When a student-athlete sustains a concussion, they will be required to complete a SCAT 2 with the certified athletic trainer as soon as possible.
After the first evaluation and SCAT2 by the certified athletic trainer, the student-athlete will be required to report to the certified athletic trainer daily to do a symptom check. The student-athlete will also be required to complete post-concussion testing through Concussion Vital Signs until they are completely asymptomatic (symptom-free) and the test releases them based on their pre-season baseline test:
- 24 hours post-injury
- 72 hours post-injury and every other day after until asymptomatic and Concussion Vital Signs test releases the student-athlete based on pre-season baseline test.
When a student-athlete sustains a concussion, the following people will be notified and will receive instructions on how to take care of that student-athlete:
- Head Coach
- Student-Athlete’s teachers (may have trouble in class)
Graduated Return to Play Protocol for the Concussed Athlete
The student-athlete will begin the graduated return to play protocol when asymptomatic (no symptoms present) AND after passing the SCAT2 as determined by the certified athletic trainer. The graduated return to play protocol will be conducted and supervised by the certified athletic trainer.
- Day One: Light exercise
- Day Two: Intense exercise with sport specific drills

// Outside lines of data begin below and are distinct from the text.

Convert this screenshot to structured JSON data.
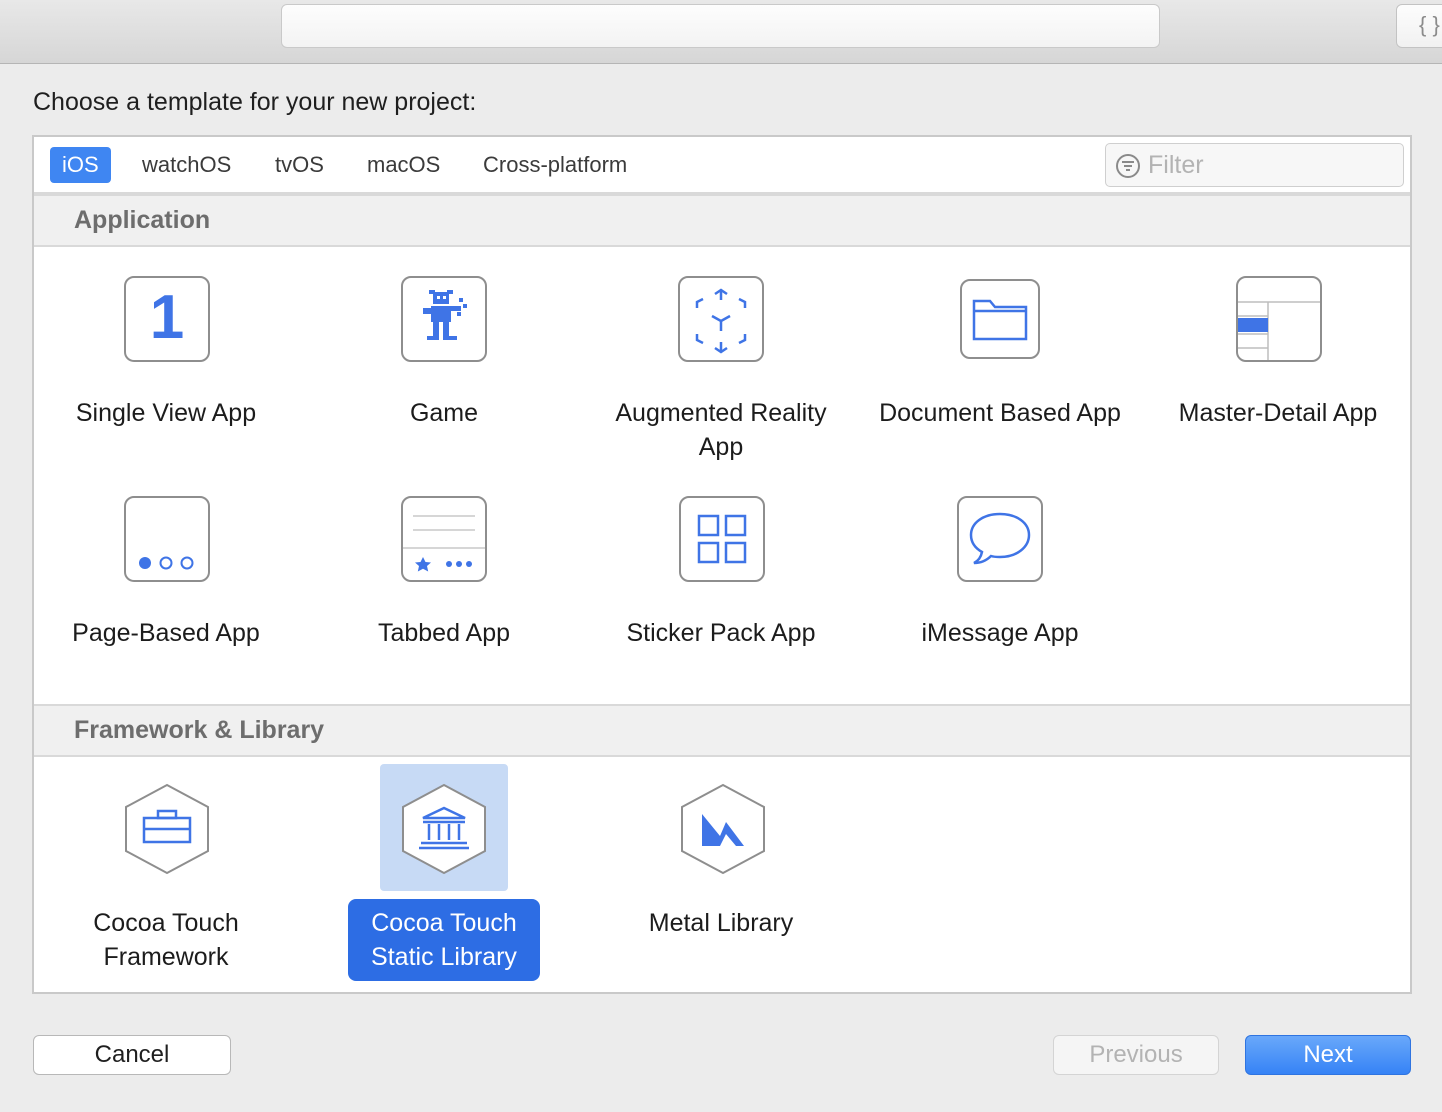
{
  "toolbar": {
    "code_button_label": "{ }"
  },
  "prompt": "Choose a template for your new project:",
  "tabs": [
    {
      "label": "iOS",
      "active": true
    },
    {
      "label": "watchOS",
      "active": false
    },
    {
      "label": "tvOS",
      "active": false
    },
    {
      "label": "macOS",
      "active": false
    },
    {
      "label": "Cross-platform",
      "active": false
    }
  ],
  "filter": {
    "placeholder": "Filter",
    "value": ""
  },
  "sections": {
    "application": {
      "title": "Application",
      "items": [
        {
          "label": "Single View App",
          "icon": "single-view-icon"
        },
        {
          "label": "Game",
          "icon": "game-icon"
        },
        {
          "label": "Augmented Reality App",
          "icon": "ar-cube-icon"
        },
        {
          "label": "Document Based App",
          "icon": "folder-icon"
        },
        {
          "label": "Master-Detail App",
          "icon": "master-detail-icon"
        },
        {
          "label": "Page-Based App",
          "icon": "page-dots-icon"
        },
        {
          "label": "Tabbed App",
          "icon": "tab-bar-icon"
        },
        {
          "label": "Sticker Pack App",
          "icon": "grid-icon"
        },
        {
          "label": "iMessage App",
          "icon": "speech-bubble-icon"
        }
      ],
      "single_view_glyph": "1"
    },
    "framework": {
      "title": "Framework & Library",
      "items": [
        {
          "label": "Cocoa Touch Framework",
          "icon": "toolbox-icon",
          "selected": false
        },
        {
          "label": "Cocoa Touch Static Library",
          "icon": "library-building-icon",
          "selected": true
        },
        {
          "label": "Metal Library",
          "icon": "metal-icon",
          "selected": false
        }
      ]
    }
  },
  "buttons": {
    "cancel": "Cancel",
    "previous": "Previous",
    "next": "Next"
  },
  "colors": {
    "accent": "#3f86f2",
    "icon_blue": "#3f74e6",
    "selection_bg": "#c7daf5",
    "selection_label": "#2d6de4"
  }
}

- Day Three: Non-contact drills at practice
- Day Four: Full contact practice
- Day Five: Full return to play
If the student-athlete becomes symptomatic during any stage of the return to play protocol, they will return to day one of the return to play protocol if asymptomatic at least 24 hours after, until completely asymptomatic.
Long-term side effects of Concussion
Concussions are known to be cumulative. That is, each time you have a concussion it is easier to get another concussion in the future. Repeated concussions can lead to long-term memory loss, psychiatric disorders, and other neurologic problems. If you have had a number of concussions, your physician likely will advise you to avoid the activities that may put you at risk for future head injuries and to discontinue contact sports. Professional athletes are particularly prone to the effects of cumulative concussions.
At EHS, when a student-athlete has sustained their second concussion in a single school year, they will be removed from athletics for the rest of the school year. When they sustain their third concussion (total), they will no longer be allowed to participate in any contact sports at the school. This is to protect the student from severe medical complications later on in life. If needed or requested, they will be referred to a neurologist.
The main symptom of post-concussive syndrome is persistent headache for one to two weeks, lasting up to months after the injury. Anywhere from 20-90% of patients develop at least one symptom of post-concussive syndrome within the first month following injury, and about 40% have at least three symptoms by three months post-injury.
Post-concussive syndrome is more common after a serious concussion than after a mild one. Symptoms usually are relieved with mild pain relievers such as acetaminophen (Tylenol) or ibuprofen (Motrin, Advil).
Sometimes people with post-concussive syndrome will have dizziness, difficulty concentrating, or problems doing certain types of activities such as reading. Nausea and vomiting may also occur.
Post-concussive syndrome usually goes away on its own with time. Some people may have symptoms that do not go away, even after months or years. In this situation, contact a doctor. Sometimes tests (such as an MRI or cognitive function testing) or consultations with a neurologist can better assess this problem. An IEP may need to be developed if the student-athlete is having problems in class as well.